▸ Supplied data
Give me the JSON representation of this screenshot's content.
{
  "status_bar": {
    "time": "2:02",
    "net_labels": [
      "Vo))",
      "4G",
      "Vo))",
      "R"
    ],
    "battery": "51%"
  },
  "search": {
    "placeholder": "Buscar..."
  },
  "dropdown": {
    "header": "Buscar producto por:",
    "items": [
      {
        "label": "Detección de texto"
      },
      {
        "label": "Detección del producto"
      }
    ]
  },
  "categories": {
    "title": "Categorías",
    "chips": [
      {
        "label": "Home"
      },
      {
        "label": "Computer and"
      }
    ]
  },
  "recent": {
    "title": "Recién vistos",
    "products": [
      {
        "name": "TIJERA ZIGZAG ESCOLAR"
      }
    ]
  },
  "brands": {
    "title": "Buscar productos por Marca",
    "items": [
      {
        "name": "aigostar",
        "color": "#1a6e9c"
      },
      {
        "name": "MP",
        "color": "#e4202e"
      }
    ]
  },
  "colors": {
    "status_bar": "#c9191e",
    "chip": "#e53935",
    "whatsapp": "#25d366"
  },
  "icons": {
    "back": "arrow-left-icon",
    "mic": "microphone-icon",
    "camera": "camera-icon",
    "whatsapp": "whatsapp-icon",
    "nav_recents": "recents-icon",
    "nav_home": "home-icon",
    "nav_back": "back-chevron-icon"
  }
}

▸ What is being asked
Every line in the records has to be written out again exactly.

▸ Exercise answer
Give me the JSON representation of this screenshot's content.
{
  "status_bar": {
    "time": "2:02",
    "net_labels": [
      "Vo))",
      "4G",
      "Vo))",
      "R"
    ],
    "battery": "51%"
  },
  "search": {
    "placeholder": "Buscar..."
  },
  "dropdown": {
    "header": "Buscar producto por:",
    "items": [
      {
        "label": "Detección de texto"
      },
      {
        "label": "Detección del producto"
      }
    ]
  },
  "categories": {
    "title": "Categorías",
    "chips": [
      {
        "label": "Home"
      },
      {
        "label": "Computer and"
      }
    ]
  },
  "recent": {
    "title": "Recién vistos",
    "products": [
      {
        "name": "TIJERA ZIGZAG ESCOLAR"
      }
    ]
  },
  "brands": {
    "title": "Buscar productos por Marca",
    "items": [
      {
        "name": "aigostar",
        "color": "#1a6e9c"
      },
      {
        "name": "MP",
        "color": "#e4202e"
      }
    ]
  },
  "colors": {
    "status_bar": "#c9191e",
    "chip": "#e53935",
    "whatsapp": "#25d366"
  },
  "icons": {
    "back": "arrow-left-icon",
    "mic": "microphone-icon",
    "camera": "camera-icon",
    "whatsapp": "whatsapp-icon",
    "nav_recents": "recents-icon",
    "nav_home": "home-icon",
    "nav_back": "back-chevron-icon"
  }
}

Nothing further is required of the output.